and how deep his love really is. May you experience the love of Christ, though it is so
great you will never fully understand it. Then you will be filled with the fullness of life
and power that comes from God. Now glory be to God! By his mighty power at work
within us, he is able to accomplish infinitely more than we would ever dare to ask or
hope. May he be given glory in the church and in Christ Jesus forever and ever through
the endless ages. Amen.
I think this passage of scripture means so much to me because it speaks of the
hugeness of God, of His plan, of His love. Scripture tells me the love of Christ is too
great for me to understand. God is too great for me to understand. I was talking with
a friend the other day at work. He is not a believer, and was a little put o

ff by some
arrogant Christians he had met. These Christians seemed to have a quick answer for
everything. They acted as if they had God all figured out. I told him that the God I
serve does not fit inside my intellect, and if He did, He wouldn’t be a God I would want
to serve. He wouldn’t be big enough. But Ephesians reminds us that God is infinite,
beyond human comprehension. Our only response to this God is to fall to our knees.
God’s plans for us are tremendous. I think one of the biggest lies Satan tells today is
that you have no purpose. This could not be further from what Scripture says.
Ephesians tells us that God can accomplish more through you than you even dare to
dream. Psalm 139 says that God knew each of your days before you were even formed
in your mother’s womb. It sure sounds like you were created on purpose for a
purpose. And that purpose is huge!! It doesn’t matter how old you are, where you
come from, where you have been, what you have done. God can do amazing things
through you because God Himself is amazing! God can do huge things through you,
because God Himself is huge!!
And if God’s plans are big, God’s love is even greater! It is wide, long, high and deep.
Some Bible versions of Ephesians say that God’s love is measureless! Measureless!!
God holds the expanses of the heavens and the depths of the sea in His hands, and yet
He calls His love for you measureless! That’s BIG. That’s extraordinary love. Romans
8:38 says, “I am convinced that nothing can ever separate us from his love. Death
can’t, and life can’t. The angels can’t, and the demons can’t. Our fears for today, our
worries about tomorrow, and even the powers of hell can’t keep God’s love away.
Whether we are high above the sky or in the deepest ocean, nothing in all creation will
ever be able to separate us from the love of God that is revealed in Christ Jesus our
Lord.” To be loved with a love so big, changes me, doesn’t it you? How could we be
the same after being recipients of that kind of love? And though Satan would like to
tell you that you are unlovable, Scripture clearly says that NOTHING, NO THING, can
separate you from God’s love. Not your past, not your addictions, not your pride, not
your sins, not your failures, not your lack of faith, I could go on and on and on. God’s
love is bigger than anything.
I am hoping this week we can allow our roots to go down deep into God’s love for us. I
pray that we will begin to dream of the plans that God can accomplish through us,
while realizing He can do even more than that. I pray that we can begin to understand
the fact that we will never be able to fathom how big our God is. And I pray that Christ
will be more and more at home in our hearts as we seek to trust in Him.

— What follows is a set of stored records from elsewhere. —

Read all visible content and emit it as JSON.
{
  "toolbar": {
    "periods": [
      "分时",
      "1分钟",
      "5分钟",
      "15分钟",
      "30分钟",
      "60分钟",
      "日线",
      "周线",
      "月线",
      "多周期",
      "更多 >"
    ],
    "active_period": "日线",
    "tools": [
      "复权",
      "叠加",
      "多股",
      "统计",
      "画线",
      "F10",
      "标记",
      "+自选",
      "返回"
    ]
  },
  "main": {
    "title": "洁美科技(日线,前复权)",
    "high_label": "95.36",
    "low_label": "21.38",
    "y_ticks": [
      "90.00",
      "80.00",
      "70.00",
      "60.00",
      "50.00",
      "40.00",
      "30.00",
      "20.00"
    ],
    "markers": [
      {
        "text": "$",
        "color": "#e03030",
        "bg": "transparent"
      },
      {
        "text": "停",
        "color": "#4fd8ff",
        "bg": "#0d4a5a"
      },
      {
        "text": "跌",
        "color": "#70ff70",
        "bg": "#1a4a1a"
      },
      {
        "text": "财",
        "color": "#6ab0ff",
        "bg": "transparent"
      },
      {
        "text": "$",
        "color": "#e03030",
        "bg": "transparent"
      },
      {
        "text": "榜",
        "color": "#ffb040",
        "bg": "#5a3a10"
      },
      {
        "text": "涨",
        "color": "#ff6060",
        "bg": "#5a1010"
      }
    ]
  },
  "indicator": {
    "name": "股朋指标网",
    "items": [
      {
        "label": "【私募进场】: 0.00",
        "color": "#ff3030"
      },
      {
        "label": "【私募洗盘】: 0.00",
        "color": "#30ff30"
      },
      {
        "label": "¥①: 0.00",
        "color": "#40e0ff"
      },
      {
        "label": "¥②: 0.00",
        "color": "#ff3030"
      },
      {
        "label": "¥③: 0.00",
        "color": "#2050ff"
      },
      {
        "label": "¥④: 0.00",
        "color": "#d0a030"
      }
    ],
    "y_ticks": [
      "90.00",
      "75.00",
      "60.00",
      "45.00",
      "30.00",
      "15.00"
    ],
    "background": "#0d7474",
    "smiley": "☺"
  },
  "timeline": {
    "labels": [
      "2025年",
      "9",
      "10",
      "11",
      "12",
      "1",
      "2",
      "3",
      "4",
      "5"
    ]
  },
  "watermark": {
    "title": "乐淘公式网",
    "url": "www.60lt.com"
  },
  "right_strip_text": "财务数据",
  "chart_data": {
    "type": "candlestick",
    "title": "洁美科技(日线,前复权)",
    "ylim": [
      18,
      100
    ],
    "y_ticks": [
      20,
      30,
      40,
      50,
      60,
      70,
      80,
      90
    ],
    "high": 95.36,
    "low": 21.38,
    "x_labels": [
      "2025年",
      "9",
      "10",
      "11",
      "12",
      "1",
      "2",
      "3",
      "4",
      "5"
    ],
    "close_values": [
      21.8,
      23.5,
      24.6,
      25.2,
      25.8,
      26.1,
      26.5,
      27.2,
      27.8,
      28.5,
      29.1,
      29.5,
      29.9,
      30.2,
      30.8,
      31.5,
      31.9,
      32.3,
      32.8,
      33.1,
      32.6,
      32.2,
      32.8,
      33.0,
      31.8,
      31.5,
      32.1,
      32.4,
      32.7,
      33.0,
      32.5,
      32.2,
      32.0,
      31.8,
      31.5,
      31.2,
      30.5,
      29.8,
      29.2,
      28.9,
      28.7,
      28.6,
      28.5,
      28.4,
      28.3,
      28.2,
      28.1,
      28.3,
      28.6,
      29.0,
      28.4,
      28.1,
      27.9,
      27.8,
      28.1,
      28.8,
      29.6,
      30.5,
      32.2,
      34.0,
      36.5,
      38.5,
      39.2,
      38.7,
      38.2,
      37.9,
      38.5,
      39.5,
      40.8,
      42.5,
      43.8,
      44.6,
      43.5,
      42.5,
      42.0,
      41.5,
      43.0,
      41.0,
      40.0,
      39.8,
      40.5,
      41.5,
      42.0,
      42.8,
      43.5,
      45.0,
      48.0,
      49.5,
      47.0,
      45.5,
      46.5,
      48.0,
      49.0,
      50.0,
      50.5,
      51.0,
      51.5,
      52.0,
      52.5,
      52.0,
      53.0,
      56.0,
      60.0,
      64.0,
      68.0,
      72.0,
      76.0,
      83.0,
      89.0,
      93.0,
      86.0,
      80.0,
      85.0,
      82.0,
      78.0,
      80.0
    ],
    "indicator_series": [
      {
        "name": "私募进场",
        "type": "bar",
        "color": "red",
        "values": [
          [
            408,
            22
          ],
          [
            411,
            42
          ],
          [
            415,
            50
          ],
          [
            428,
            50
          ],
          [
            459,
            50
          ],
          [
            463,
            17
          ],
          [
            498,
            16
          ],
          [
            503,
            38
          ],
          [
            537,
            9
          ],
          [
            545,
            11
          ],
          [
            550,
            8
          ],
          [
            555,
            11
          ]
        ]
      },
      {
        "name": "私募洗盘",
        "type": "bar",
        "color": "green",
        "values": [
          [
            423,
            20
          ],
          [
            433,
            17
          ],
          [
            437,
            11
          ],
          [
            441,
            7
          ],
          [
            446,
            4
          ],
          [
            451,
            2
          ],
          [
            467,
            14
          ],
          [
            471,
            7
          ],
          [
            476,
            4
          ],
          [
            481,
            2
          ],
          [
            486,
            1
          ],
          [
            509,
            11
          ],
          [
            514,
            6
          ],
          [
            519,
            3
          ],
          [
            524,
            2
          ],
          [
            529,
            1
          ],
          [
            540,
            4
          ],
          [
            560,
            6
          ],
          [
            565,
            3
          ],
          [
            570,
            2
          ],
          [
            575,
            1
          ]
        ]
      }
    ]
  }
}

Life Group Questions

1. Do you feel sometimes feel
inadequate because you do not
understand God? When Paul says it
is impossible to understand God’s
love, His plans, what emotional
response do you have?
2. Have you ever felt like you have no
purpose? How do you discover
God’s purpose for your life? Is it a
great mystery to figure out or is it
simple? Or is it both?
3. What do you think about the
measureless love of God? How does
it change you?